(Interface dataset entries)

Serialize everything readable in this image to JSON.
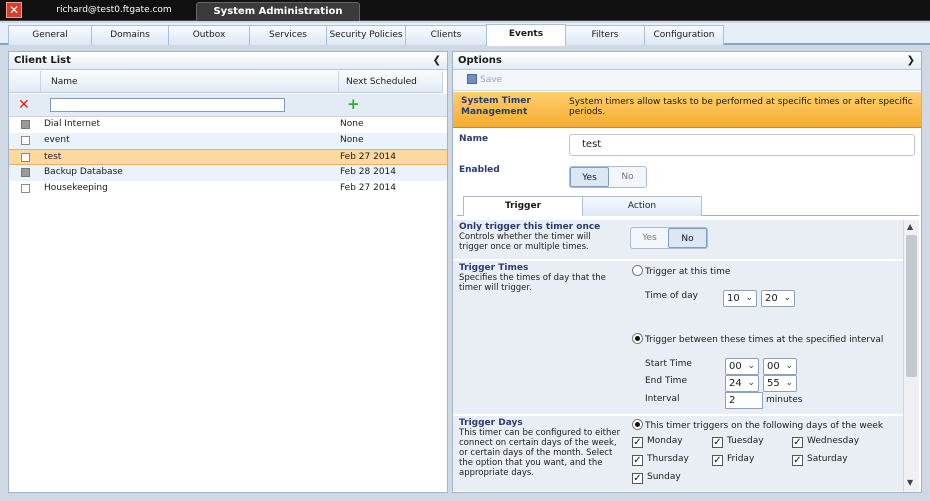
{
  "titlebar": {
    "user": "richard@test0.ftgate.com",
    "active_tab": "System Administration"
  },
  "tabs": [
    {
      "label": "General"
    },
    {
      "label": "Domains"
    },
    {
      "label": "Outbox"
    },
    {
      "label": "Services"
    },
    {
      "label": "Security Policies"
    },
    {
      "label": "Clients"
    },
    {
      "label": "Events"
    },
    {
      "label": "Filters"
    },
    {
      "label": "Configuration"
    }
  ],
  "client_list": {
    "title": "Client List",
    "col_name": "Name",
    "col_next": "Next Scheduled",
    "filter_value": "",
    "rows": [
      {
        "name": "Dial Internet",
        "next": "None"
      },
      {
        "name": "event",
        "next": "None"
      },
      {
        "name": "test",
        "next": "Feb 27 2014"
      },
      {
        "name": "Backup Database",
        "next": "Feb 28 2014"
      },
      {
        "name": "Housekeeping",
        "next": "Feb 27 2014"
      }
    ]
  },
  "options": {
    "title": "Options",
    "save_label": "Save",
    "banner_title": "System Timer Management",
    "banner_desc": "System timers allow tasks to be performed at specific times or after specific periods.",
    "name_label": "Name",
    "name_value": "test",
    "enabled_label": "Enabled",
    "enabled_yes": "Yes",
    "enabled_no": "No",
    "tabs": {
      "trigger": "Trigger",
      "action": "Action"
    },
    "once": {
      "title": "Only trigger this timer once",
      "desc": "Controls whether the timer will trigger once or multiple times.",
      "yes": "Yes",
      "no": "No"
    },
    "times": {
      "title": "Trigger Times",
      "desc": "Specifies the times of day that the timer will trigger.",
      "opt_at": "Trigger at this time",
      "time_of_day_label": "Time of day",
      "tod_hour": "10",
      "tod_min": "20",
      "opt_between": "Trigger between these times at the specified interval",
      "start_label": "Start Time",
      "start_hour": "00",
      "start_min": "00",
      "end_label": "End Time",
      "end_hour": "24",
      "end_min": "55",
      "interval_label": "Interval",
      "interval_value": "2",
      "interval_unit": "minutes"
    },
    "days": {
      "title": "Trigger Days",
      "desc": "This timer can be configured to either connect on certain days of the week, or certain days of the month. Select the option that you want, and the appropriate days.",
      "opt_week": "This timer triggers on the following days of the week",
      "monday": "Monday",
      "tuesday": "Tuesday",
      "wednesday": "Wednesday",
      "thursday": "Thursday",
      "friday": "Friday",
      "saturday": "Saturday",
      "sunday": "Sunday"
    }
  },
  "icons": {
    "close": "close-icon",
    "collapse": "chevron-left-icon",
    "expand": "chevron-right-icon",
    "delete": "delete-icon",
    "add": "plus-icon",
    "save": "save-icon"
  },
  "colors": {
    "banner": "#f6ab2d",
    "selected_row": "#fdd9a0",
    "accent": "#2a3a70"
  }
}
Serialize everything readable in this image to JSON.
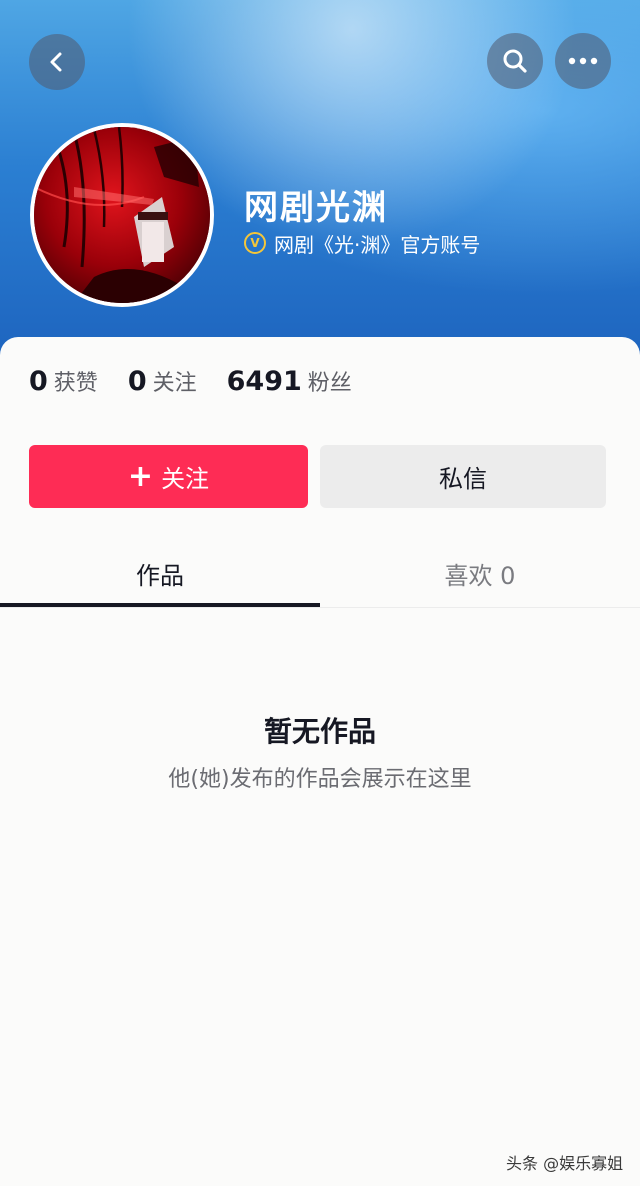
{
  "profile": {
    "name": "网剧光渊",
    "verification": "网剧《光·渊》官方账号",
    "verify_badge": "V"
  },
  "stats": [
    {
      "value": "0",
      "label": "获赞"
    },
    {
      "value": "0",
      "label": "关注"
    },
    {
      "value": "6491",
      "label": "粉丝"
    }
  ],
  "actions": {
    "follow_icon": "+",
    "follow_label": "关注",
    "message_label": "私信"
  },
  "tabs": [
    {
      "label": "作品",
      "active": true
    },
    {
      "label": "喜欢 0",
      "active": false
    }
  ],
  "empty_state": {
    "title": "暂无作品",
    "subtitle": "他(她)发布的作品会展示在这里"
  },
  "watermark": "头条 @娱乐寡姐",
  "icons": {
    "back": "chevron-left-icon",
    "search": "search-icon",
    "more": "more-horizontal-icon"
  },
  "colors": {
    "accent": "#fe2c55",
    "header": "#2b7fd2",
    "verify": "#f4c63a"
  }
}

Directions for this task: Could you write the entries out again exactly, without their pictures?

Response to this task:
Serialize everything readable in this image to JSON.
{
  "titlebar": {
    "user": "richard@test0.ftgate.com",
    "active_tab": "System Administration"
  },
  "tabs": [
    {
      "label": "General"
    },
    {
      "label": "Domains"
    },
    {
      "label": "Outbox"
    },
    {
      "label": "Services"
    },
    {
      "label": "Security Policies"
    },
    {
      "label": "Clients"
    },
    {
      "label": "Events"
    },
    {
      "label": "Filters"
    },
    {
      "label": "Configuration"
    }
  ],
  "client_list": {
    "title": "Client List",
    "col_name": "Name",
    "col_next": "Next Scheduled",
    "filter_value": "",
    "rows": [
      {
        "name": "Dial Internet",
        "next": "None"
      },
      {
        "name": "event",
        "next": "None"
      },
      {
        "name": "test",
        "next": "Feb 27 2014"
      },
      {
        "name": "Backup Database",
        "next": "Feb 28 2014"
      },
      {
        "name": "Housekeeping",
        "next": "Feb 27 2014"
      }
    ]
  },
  "options": {
    "title": "Options",
    "save_label": "Save",
    "banner_title": "System Timer Management",
    "banner_desc": "System timers allow tasks to be performed at specific times or after specific periods.",
    "name_label": "Name",
    "name_value": "test",
    "enabled_label": "Enabled",
    "enabled_yes": "Yes",
    "enabled_no": "No",
    "tabs": {
      "trigger": "Trigger",
      "action": "Action"
    },
    "once": {
      "title": "Only trigger this timer once",
      "desc": "Controls whether the timer will trigger once or multiple times.",
      "yes": "Yes",
      "no": "No"
    },
    "times": {
      "title": "Trigger Times",
      "desc": "Specifies the times of day that the timer will trigger.",
      "opt_at": "Trigger at this time",
      "time_of_day_label": "Time of day",
      "tod_hour": "10",
      "tod_min": "20",
      "opt_between": "Trigger between these times at the specified interval",
      "start_label": "Start Time",
      "start_hour": "00",
      "start_min": "00",
      "end_label": "End Time",
      "end_hour": "24",
      "end_min": "55",
      "interval_label": "Interval",
      "interval_value": "2",
      "interval_unit": "minutes"
    },
    "days": {
      "title": "Trigger Days",
      "desc": "This timer can be configured to either connect on certain days of the week, or certain days of the month. Select the option that you want, and the appropriate days.",
      "opt_week": "This timer triggers on the following days of the week",
      "monday": "Monday",
      "tuesday": "Tuesday",
      "wednesday": "Wednesday",
      "thursday": "Thursday",
      "friday": "Friday",
      "saturday": "Saturday",
      "sunday": "Sunday"
    }
  },
  "icons": {
    "close": "close-icon",
    "collapse": "chevron-left-icon",
    "expand": "chevron-right-icon",
    "delete": "delete-icon",
    "add": "plus-icon",
    "save": "save-icon"
  },
  "colors": {
    "banner": "#f6ab2d",
    "selected_row": "#fdd9a0",
    "accent": "#2a3a70"
  }
}
Serialize everything readable in this image to JSON.
{
  "profile": {
    "name": "网剧光渊",
    "verification": "网剧《光·渊》官方账号",
    "verify_badge": "V"
  },
  "stats": [
    {
      "value": "0",
      "label": "获赞"
    },
    {
      "value": "0",
      "label": "关注"
    },
    {
      "value": "6491",
      "label": "粉丝"
    }
  ],
  "actions": {
    "follow_icon": "+",
    "follow_label": "关注",
    "message_label": "私信"
  },
  "tabs": [
    {
      "label": "作品",
      "active": true
    },
    {
      "label": "喜欢 0",
      "active": false
    }
  ],
  "empty_state": {
    "title": "暂无作品",
    "subtitle": "他(她)发布的作品会展示在这里"
  },
  "watermark": "头条 @娱乐寡姐",
  "icons": {
    "back": "chevron-left-icon",
    "search": "search-icon",
    "more": "more-horizontal-icon"
  },
  "colors": {
    "accent": "#fe2c55",
    "header": "#2b7fd2",
    "verify": "#f4c63a"
  }
}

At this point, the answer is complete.